# [Exercise details]
Copy each line in the data that includes the word "ship".

# [Dataset rows describing interfaces]
※ ※ ※

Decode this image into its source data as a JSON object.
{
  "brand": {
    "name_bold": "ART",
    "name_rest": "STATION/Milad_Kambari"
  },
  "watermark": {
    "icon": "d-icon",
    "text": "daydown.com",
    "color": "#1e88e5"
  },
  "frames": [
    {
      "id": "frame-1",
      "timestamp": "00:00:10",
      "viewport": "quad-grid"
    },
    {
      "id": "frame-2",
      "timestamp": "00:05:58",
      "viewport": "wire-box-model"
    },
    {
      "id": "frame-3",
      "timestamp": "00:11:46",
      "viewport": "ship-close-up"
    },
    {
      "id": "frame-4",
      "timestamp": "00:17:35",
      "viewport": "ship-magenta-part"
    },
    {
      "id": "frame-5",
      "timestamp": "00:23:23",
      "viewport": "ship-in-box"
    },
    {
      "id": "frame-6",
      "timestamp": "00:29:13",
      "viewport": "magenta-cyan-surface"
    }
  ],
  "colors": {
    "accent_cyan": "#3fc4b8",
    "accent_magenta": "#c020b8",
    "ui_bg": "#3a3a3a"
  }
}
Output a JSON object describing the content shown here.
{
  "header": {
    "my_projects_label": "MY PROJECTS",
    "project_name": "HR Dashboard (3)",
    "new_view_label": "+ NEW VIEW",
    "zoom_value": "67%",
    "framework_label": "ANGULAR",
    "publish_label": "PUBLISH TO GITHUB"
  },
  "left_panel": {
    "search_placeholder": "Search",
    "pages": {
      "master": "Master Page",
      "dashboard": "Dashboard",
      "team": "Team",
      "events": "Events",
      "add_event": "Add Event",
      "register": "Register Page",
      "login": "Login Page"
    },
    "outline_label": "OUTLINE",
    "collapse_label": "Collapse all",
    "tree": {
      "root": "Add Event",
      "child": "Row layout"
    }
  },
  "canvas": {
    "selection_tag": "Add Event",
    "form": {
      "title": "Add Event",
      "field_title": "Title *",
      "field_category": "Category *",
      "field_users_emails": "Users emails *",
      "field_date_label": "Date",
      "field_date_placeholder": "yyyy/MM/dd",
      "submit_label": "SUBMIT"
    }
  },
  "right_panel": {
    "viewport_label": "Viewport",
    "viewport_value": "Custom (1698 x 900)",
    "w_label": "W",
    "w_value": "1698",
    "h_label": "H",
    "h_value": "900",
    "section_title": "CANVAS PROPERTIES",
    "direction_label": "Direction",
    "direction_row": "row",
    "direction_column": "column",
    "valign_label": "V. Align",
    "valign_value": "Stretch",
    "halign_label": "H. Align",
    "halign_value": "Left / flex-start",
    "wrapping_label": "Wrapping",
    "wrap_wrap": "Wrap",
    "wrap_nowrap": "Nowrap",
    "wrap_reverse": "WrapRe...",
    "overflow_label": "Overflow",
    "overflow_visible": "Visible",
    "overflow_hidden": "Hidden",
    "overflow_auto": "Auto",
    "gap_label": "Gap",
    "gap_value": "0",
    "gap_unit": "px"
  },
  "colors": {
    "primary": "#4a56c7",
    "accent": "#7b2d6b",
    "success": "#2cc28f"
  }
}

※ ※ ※

# [Output for this exercise]
      "viewport": "ship-close-up"
      "viewport": "ship-magenta-part"
      "viewport": "ship-in-box"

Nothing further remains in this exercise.